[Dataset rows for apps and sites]
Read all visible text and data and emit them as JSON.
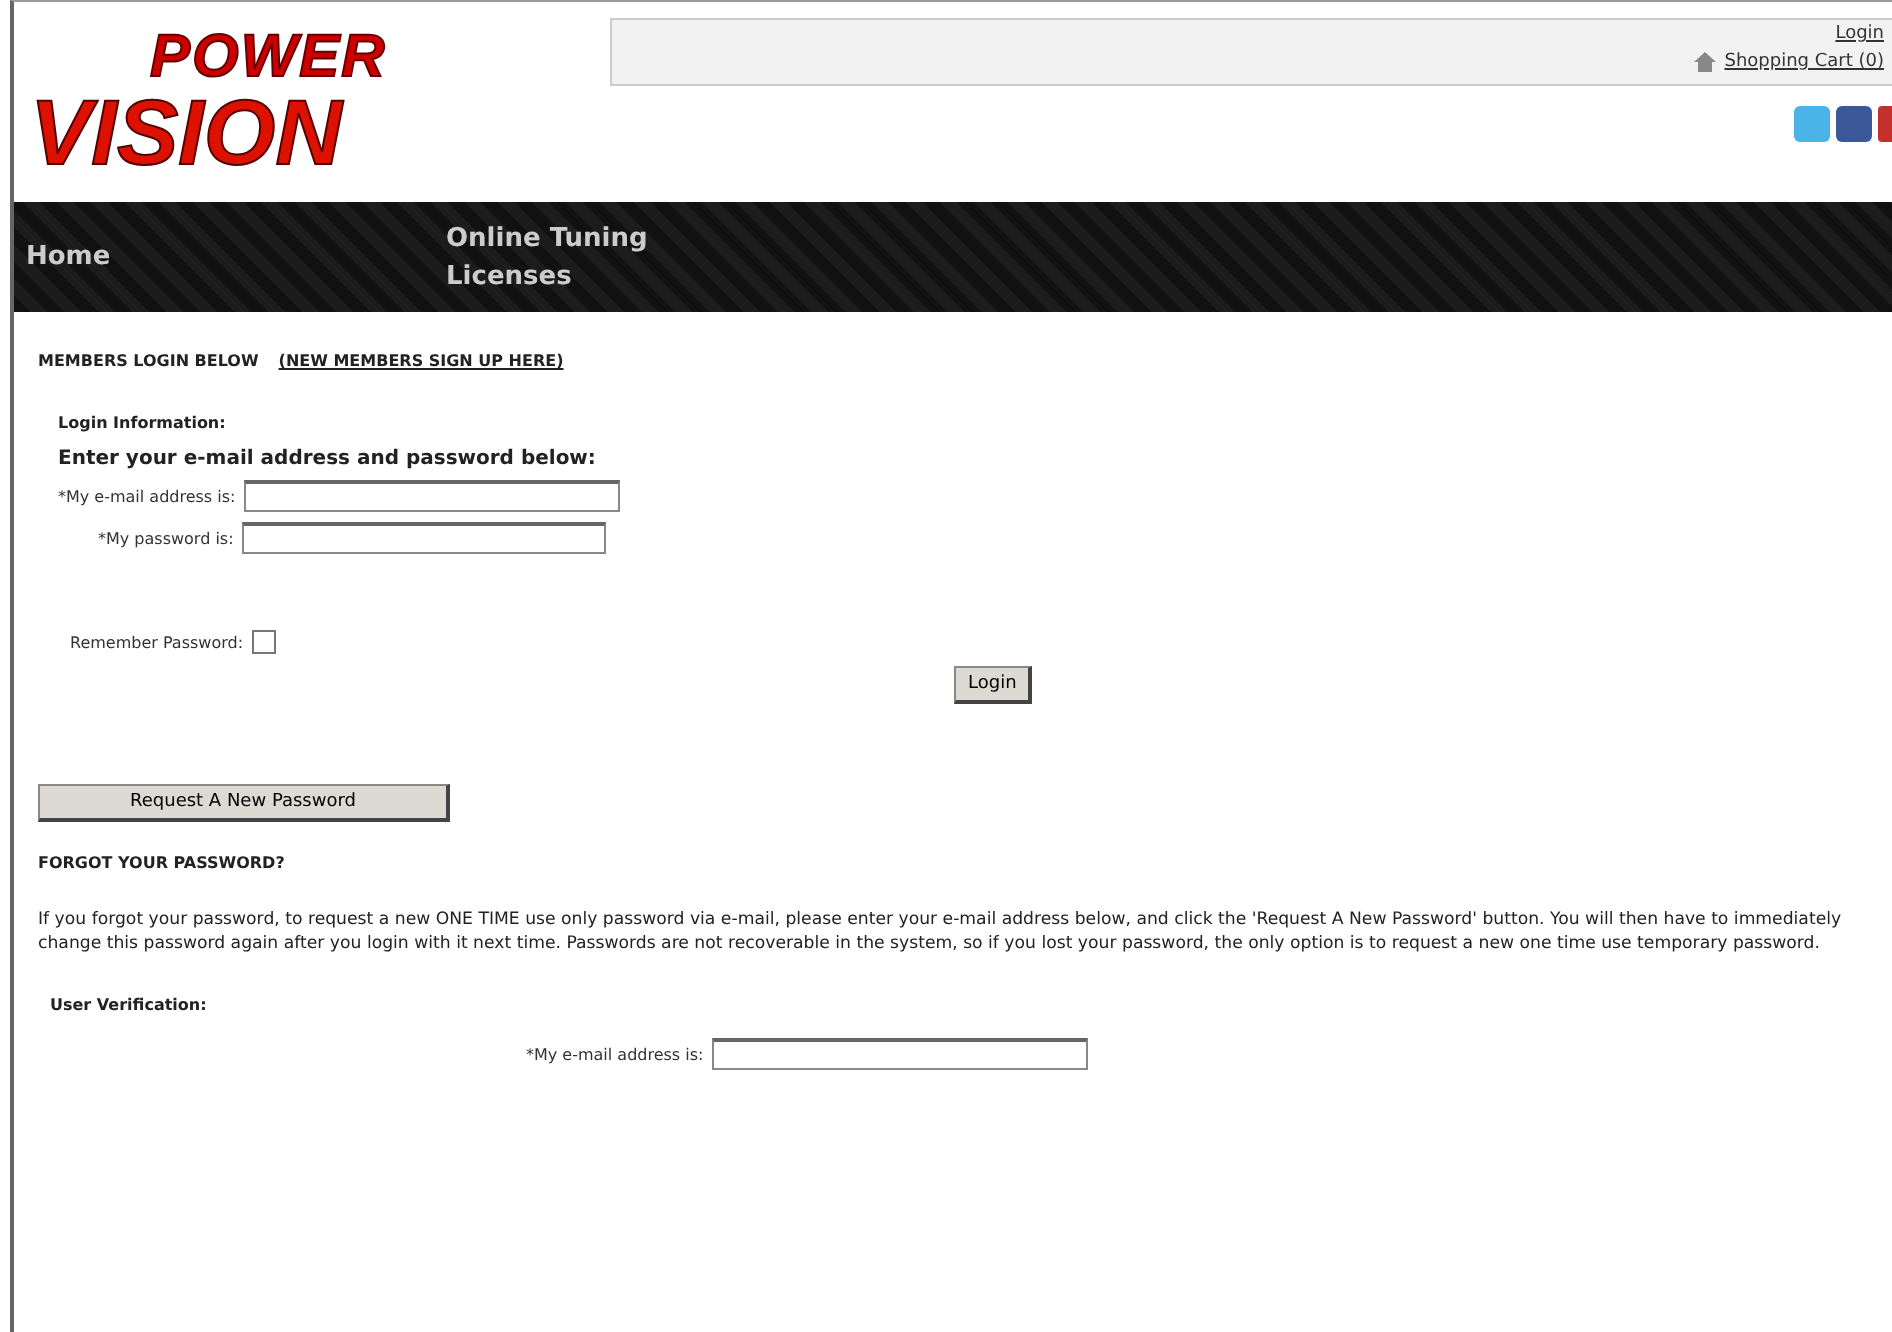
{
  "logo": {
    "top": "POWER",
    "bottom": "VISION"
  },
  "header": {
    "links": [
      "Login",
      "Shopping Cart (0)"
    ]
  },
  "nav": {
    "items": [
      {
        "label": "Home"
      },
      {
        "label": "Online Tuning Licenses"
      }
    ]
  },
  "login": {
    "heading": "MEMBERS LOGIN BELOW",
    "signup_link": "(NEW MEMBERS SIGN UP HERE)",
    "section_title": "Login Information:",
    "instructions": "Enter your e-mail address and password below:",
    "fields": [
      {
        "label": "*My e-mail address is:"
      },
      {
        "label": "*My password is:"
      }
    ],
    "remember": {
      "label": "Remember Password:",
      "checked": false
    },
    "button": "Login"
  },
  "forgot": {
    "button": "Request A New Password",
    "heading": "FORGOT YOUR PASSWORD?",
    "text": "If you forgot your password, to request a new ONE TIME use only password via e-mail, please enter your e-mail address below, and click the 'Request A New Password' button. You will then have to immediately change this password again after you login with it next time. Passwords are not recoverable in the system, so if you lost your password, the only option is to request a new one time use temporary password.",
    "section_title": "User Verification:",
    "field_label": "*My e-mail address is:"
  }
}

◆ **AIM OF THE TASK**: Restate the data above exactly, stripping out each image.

◆ **SOLUTION FOR THIS TASK**:
Read all visible text and data and emit them as JSON.
{
  "logo": {
    "top": "POWER",
    "bottom": "VISION"
  },
  "header": {
    "links": [
      "Login",
      "Shopping Cart (0)"
    ]
  },
  "nav": {
    "items": [
      {
        "label": "Home"
      },
      {
        "label": "Online Tuning Licenses"
      }
    ]
  },
  "login": {
    "heading": "MEMBERS LOGIN BELOW",
    "signup_link": "(NEW MEMBERS SIGN UP HERE)",
    "section_title": "Login Information:",
    "instructions": "Enter your e-mail address and password below:",
    "fields": [
      {
        "label": "*My e-mail address is:"
      },
      {
        "label": "*My password is:"
      }
    ],
    "remember": {
      "label": "Remember Password:",
      "checked": false
    },
    "button": "Login"
  },
  "forgot": {
    "button": "Request A New Password",
    "heading": "FORGOT YOUR PASSWORD?",
    "text": "If you forgot your password, to request a new ONE TIME use only password via e-mail, please enter your e-mail address below, and click the 'Request A New Password' button. You will then have to immediately change this password again after you login with it next time. Passwords are not recoverable in the system, so if you lost your password, the only option is to request a new one time use temporary password.",
    "section_title": "User Verification:",
    "field_label": "*My e-mail address is:"
  }
}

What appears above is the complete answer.